Now there's a bit of a problem: There's not enough plastic to go around.
“We're definitely seeing some shortages on types of plastic components that go into medical devices, and that's a big issue at the moment,” says Robert Handfield, a professor of supply chain management at the Poole College of Management at North Carolina State University.
It's been a years-long challenge. Prior to the pandemic, prices for raw material plastics were relatively stable, Handfield says. Then Covid led to an increase in demand for manufactured goods. And intense storms in 2021 damaged some of the American oil refineries that are at the beginning of the plastic supply chain, decreasing production and increasing prices.
Of course, the issue isn't unique to health care. Patrick Krieger, vice president of sustainability at The Plastics Industry Association, says that the cost of plastics is high across the board.
But it's having a real impact on the manufacturing of some medical products.
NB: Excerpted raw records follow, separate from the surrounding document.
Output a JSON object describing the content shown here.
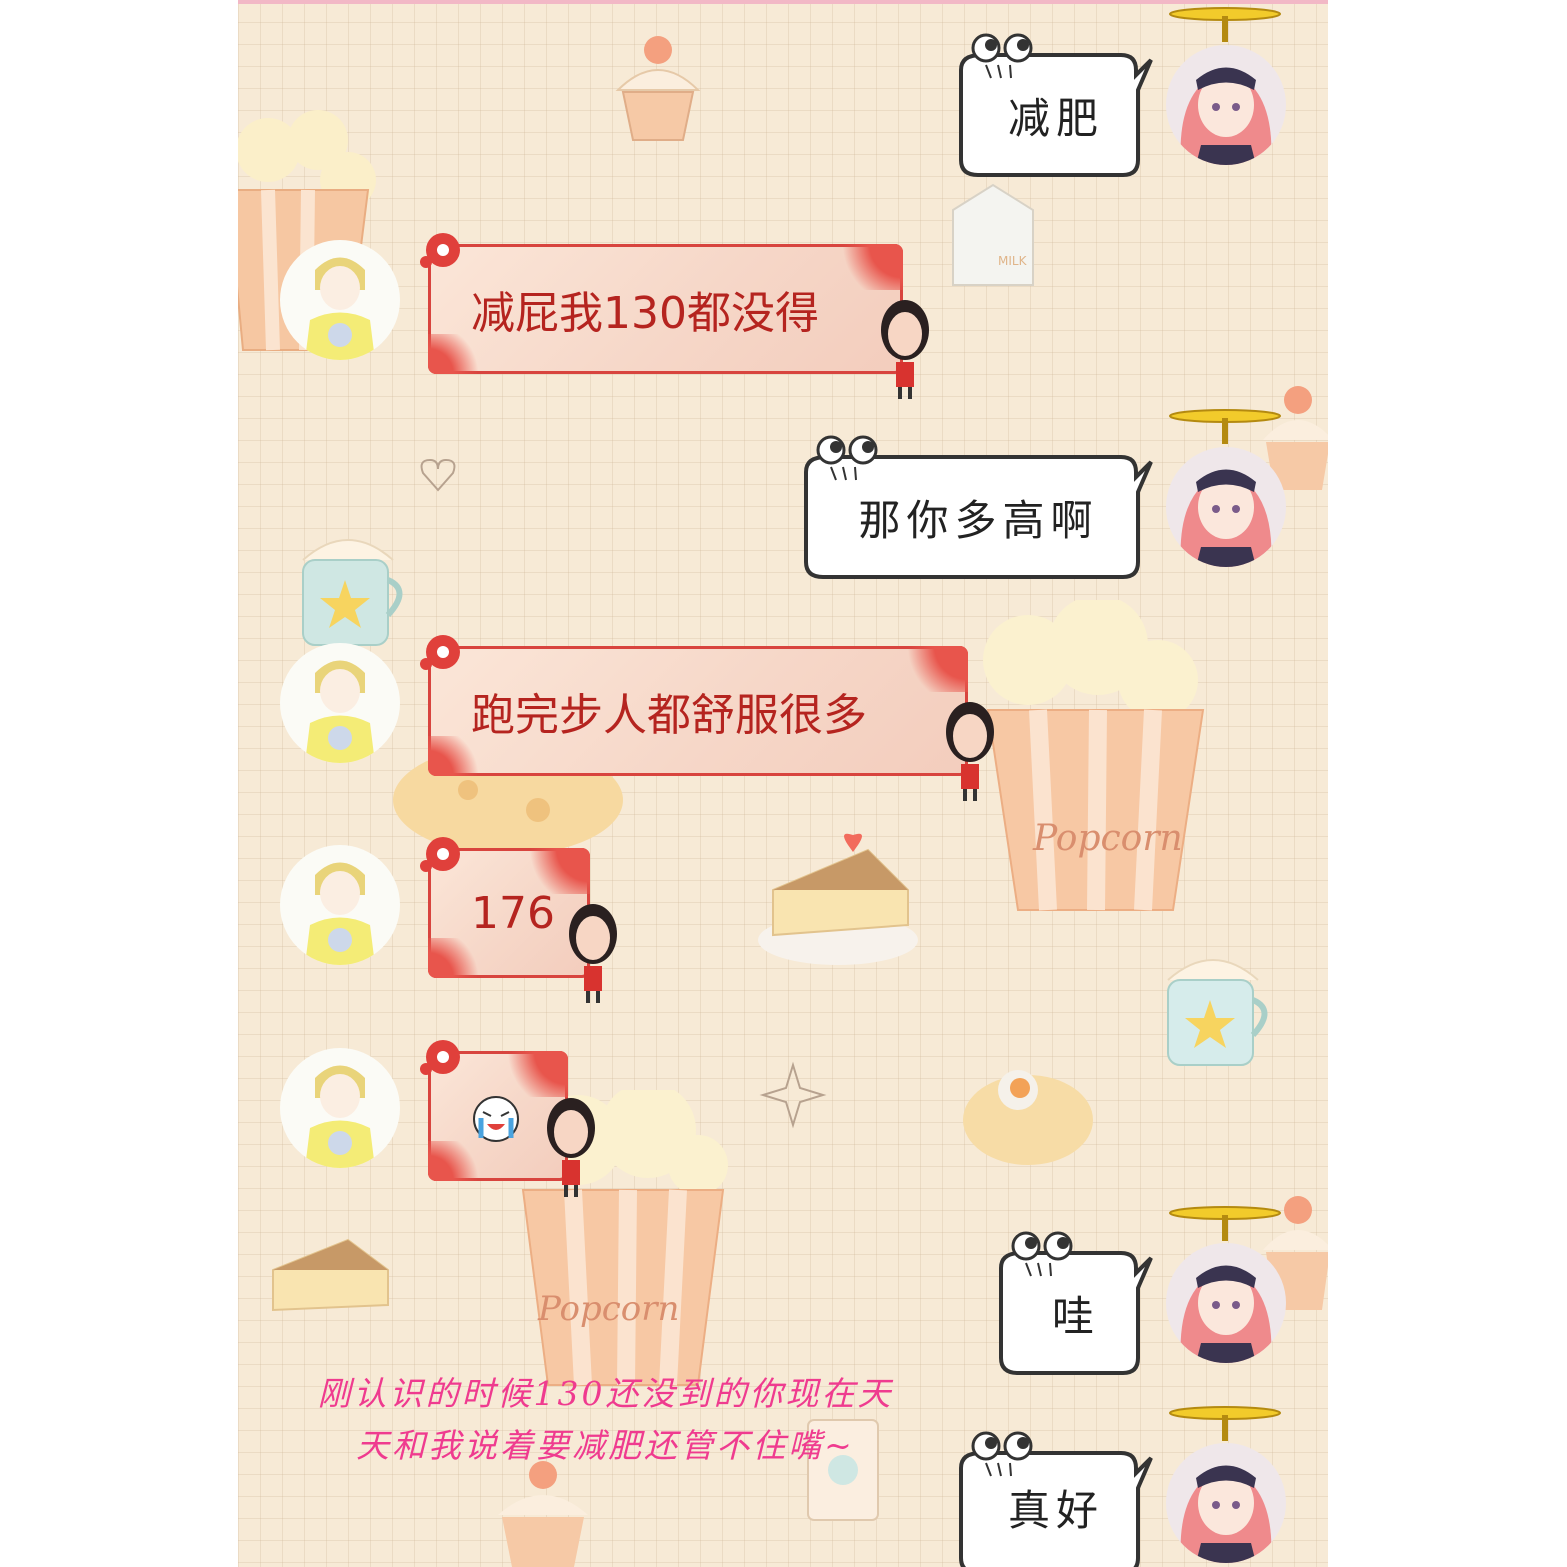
{
  "messages": [
    {
      "side": "right",
      "text": "减肥"
    },
    {
      "side": "left",
      "text": "减屁我130都没得"
    },
    {
      "side": "right",
      "text": "那你多高啊"
    },
    {
      "side": "left",
      "text": "跑完步人都舒服很多"
    },
    {
      "side": "left",
      "text": "176"
    },
    {
      "side": "left",
      "sticker": "crying-face-sticker"
    },
    {
      "side": "right",
      "text": "哇"
    },
    {
      "side": "right",
      "text": "真好"
    }
  ],
  "background_labels": {
    "popcorn": "Popcorn"
  },
  "caption": {
    "line1": "刚认识的时候130还没到的你现在天",
    "line2": "天和我说着要减肥还管不住嘴~"
  },
  "colors": {
    "background": "#f7ead6",
    "left_bubble_border": "#d8443e",
    "left_bubble_text": "#b5241f",
    "right_bubble_text": "#222222",
    "caption_pink": "#ef3b8f"
  }
}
Baxter International Inc. makes machines that hospitals and pharmacies use to mix different sterile liquids together. But one plastic component of the machines was in short supply, the company said in an April letter to health care providers.
“We can't make our normal amount because we don't have enough resin,” Lauren Russ, a Baxter spokesperson, said last month. Resin is one of the raw materials used to make plastic products. “Resin has been something we've been keeping a close eye on for several months now, and seeing a general tightening supply globally,” she said.
Hospitals are also keeping a close eye. Steve Pohlman, executive director for clinical supply chain at the Cleveland Clinic, said the resin shortage was affecting multiple product lines at the end of June, including blood collection, laboratory and respiratory products. At that time, patient care wasn’t affected.
So far, the plastic supply chain issues haven’t led to an all-out crisis (like the contrast dye shortage). But it's just one more example of how hiccups in the global supply chain can have a direct impact on health care. — Ike Swetlitz
Post time: Aug-30-2022